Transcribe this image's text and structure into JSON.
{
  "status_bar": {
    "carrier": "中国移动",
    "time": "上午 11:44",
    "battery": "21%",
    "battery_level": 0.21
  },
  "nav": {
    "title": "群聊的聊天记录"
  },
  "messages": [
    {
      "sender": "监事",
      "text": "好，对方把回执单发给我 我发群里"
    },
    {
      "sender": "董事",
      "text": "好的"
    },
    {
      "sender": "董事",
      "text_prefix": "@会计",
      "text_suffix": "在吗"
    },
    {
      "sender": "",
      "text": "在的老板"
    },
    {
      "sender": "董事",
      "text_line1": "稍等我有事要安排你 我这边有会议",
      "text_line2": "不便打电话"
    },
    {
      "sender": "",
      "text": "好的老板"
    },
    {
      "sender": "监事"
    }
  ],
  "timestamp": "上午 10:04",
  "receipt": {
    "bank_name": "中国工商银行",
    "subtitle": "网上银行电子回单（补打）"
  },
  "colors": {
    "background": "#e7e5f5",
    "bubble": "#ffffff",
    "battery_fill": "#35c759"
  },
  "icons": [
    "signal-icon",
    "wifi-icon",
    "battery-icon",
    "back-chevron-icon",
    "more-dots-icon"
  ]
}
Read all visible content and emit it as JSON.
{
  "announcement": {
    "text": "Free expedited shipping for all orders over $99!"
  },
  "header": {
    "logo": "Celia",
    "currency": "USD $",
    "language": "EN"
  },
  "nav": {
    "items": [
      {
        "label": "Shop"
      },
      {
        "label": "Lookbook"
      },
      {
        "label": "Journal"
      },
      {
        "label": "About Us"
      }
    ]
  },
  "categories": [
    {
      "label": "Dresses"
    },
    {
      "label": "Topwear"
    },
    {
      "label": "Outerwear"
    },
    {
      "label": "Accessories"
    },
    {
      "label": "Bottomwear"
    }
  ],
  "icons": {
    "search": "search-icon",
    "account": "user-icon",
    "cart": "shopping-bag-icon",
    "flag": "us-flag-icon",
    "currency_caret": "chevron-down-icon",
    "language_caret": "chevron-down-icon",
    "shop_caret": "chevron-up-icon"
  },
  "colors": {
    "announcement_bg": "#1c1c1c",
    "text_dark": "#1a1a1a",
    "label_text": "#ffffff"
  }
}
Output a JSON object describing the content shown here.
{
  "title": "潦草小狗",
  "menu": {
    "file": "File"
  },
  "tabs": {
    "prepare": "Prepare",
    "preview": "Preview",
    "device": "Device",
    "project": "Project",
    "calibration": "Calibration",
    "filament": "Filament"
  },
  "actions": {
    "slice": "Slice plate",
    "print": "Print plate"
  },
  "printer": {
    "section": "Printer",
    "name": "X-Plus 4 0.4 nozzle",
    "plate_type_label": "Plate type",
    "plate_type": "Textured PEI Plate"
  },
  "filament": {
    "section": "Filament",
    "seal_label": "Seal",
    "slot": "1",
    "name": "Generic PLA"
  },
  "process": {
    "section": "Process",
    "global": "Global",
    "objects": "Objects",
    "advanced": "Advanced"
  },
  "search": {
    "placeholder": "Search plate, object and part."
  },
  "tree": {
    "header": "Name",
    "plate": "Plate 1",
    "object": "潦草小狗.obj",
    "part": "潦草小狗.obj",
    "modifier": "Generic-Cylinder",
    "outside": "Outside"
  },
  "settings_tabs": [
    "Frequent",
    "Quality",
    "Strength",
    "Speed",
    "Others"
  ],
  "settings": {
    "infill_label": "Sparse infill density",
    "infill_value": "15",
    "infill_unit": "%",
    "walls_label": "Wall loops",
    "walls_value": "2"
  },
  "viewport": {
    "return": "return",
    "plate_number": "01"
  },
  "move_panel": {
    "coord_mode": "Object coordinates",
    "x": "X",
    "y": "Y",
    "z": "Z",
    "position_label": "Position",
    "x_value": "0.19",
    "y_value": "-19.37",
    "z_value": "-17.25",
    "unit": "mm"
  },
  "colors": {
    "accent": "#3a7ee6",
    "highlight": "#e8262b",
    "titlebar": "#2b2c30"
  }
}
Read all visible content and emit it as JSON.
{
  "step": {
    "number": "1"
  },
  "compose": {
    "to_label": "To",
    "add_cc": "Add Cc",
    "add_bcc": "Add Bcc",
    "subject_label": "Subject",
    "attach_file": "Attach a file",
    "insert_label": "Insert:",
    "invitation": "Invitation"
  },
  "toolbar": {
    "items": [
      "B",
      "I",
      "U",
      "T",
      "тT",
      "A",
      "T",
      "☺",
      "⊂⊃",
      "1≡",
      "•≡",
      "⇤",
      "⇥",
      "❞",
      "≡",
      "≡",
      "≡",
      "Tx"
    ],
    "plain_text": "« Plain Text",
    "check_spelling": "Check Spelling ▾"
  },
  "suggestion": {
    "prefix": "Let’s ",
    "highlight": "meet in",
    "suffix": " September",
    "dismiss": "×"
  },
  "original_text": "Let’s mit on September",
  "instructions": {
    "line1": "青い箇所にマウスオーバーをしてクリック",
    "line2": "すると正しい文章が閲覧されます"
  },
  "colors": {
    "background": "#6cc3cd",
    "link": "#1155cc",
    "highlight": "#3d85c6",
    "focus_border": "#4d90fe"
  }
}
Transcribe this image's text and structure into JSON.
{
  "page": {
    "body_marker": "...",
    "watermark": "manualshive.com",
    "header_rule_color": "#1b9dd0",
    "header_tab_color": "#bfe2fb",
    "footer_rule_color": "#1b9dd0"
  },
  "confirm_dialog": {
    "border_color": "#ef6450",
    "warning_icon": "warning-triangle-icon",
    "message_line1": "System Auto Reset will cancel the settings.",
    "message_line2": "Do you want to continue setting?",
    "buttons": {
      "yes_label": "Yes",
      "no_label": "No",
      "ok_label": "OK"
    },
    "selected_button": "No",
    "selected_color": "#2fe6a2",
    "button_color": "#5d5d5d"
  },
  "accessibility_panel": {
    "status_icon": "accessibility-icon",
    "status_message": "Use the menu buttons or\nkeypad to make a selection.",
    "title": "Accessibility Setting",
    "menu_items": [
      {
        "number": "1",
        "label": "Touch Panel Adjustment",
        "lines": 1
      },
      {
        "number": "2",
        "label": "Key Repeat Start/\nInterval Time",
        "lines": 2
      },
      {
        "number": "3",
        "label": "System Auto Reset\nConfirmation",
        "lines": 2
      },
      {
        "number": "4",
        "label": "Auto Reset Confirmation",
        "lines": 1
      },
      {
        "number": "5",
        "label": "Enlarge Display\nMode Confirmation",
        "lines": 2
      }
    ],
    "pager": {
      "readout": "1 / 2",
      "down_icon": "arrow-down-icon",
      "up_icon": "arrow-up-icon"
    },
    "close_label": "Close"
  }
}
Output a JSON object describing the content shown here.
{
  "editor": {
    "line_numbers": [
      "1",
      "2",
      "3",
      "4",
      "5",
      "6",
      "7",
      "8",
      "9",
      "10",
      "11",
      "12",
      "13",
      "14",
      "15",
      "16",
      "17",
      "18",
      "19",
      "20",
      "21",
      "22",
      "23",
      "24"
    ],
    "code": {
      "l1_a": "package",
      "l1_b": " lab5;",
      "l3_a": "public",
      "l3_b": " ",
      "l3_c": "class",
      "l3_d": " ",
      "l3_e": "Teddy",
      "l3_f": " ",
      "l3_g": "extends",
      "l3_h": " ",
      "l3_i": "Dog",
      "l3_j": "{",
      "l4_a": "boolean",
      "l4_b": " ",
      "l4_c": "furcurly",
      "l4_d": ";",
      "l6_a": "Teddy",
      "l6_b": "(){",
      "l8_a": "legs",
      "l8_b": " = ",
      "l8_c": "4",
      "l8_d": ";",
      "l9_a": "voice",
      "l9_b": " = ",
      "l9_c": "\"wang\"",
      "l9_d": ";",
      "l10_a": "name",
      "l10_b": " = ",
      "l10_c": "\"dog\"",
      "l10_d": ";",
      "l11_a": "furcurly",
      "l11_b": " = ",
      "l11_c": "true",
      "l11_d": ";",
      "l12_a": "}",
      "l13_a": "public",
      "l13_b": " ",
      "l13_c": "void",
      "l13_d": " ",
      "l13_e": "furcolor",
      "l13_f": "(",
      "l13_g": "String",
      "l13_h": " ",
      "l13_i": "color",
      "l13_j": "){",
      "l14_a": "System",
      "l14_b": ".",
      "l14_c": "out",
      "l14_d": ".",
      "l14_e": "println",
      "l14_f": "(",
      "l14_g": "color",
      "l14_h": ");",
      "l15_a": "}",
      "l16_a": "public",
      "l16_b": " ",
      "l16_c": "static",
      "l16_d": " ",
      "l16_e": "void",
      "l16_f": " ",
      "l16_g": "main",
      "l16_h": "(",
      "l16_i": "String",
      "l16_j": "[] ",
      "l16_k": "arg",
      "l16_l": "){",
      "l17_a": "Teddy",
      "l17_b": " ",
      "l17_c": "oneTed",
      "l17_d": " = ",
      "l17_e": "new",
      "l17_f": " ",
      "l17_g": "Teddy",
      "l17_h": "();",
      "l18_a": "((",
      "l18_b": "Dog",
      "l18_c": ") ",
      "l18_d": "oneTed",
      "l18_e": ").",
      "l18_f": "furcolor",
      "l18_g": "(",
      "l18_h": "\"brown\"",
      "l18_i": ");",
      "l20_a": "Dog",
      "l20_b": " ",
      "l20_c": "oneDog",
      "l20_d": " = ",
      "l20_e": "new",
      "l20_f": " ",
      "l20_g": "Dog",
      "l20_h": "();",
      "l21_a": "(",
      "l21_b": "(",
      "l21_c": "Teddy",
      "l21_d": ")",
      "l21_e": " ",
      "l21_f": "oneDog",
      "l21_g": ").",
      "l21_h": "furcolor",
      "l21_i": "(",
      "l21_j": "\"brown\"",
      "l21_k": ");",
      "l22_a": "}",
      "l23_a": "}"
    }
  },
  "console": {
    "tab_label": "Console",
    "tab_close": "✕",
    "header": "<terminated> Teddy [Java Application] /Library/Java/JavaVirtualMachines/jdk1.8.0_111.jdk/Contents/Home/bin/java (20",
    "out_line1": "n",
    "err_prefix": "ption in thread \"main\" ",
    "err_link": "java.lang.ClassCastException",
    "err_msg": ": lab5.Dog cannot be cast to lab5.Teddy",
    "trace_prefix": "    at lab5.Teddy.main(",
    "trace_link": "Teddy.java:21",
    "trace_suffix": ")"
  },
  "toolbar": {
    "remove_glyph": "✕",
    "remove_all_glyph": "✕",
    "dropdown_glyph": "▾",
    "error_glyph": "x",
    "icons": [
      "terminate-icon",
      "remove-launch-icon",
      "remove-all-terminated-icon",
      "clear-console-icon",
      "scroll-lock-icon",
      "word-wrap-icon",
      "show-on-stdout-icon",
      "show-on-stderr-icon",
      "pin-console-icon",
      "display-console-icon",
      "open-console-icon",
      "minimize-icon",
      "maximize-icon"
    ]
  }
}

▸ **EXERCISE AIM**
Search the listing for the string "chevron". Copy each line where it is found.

▸ **EXERCISE SOLUTION**
    "back-chevron-icon",
    "currency_caret": "chevron-down-icon",
    "language_caret": "chevron-down-icon",
    "shop_caret": "chevron-up-icon"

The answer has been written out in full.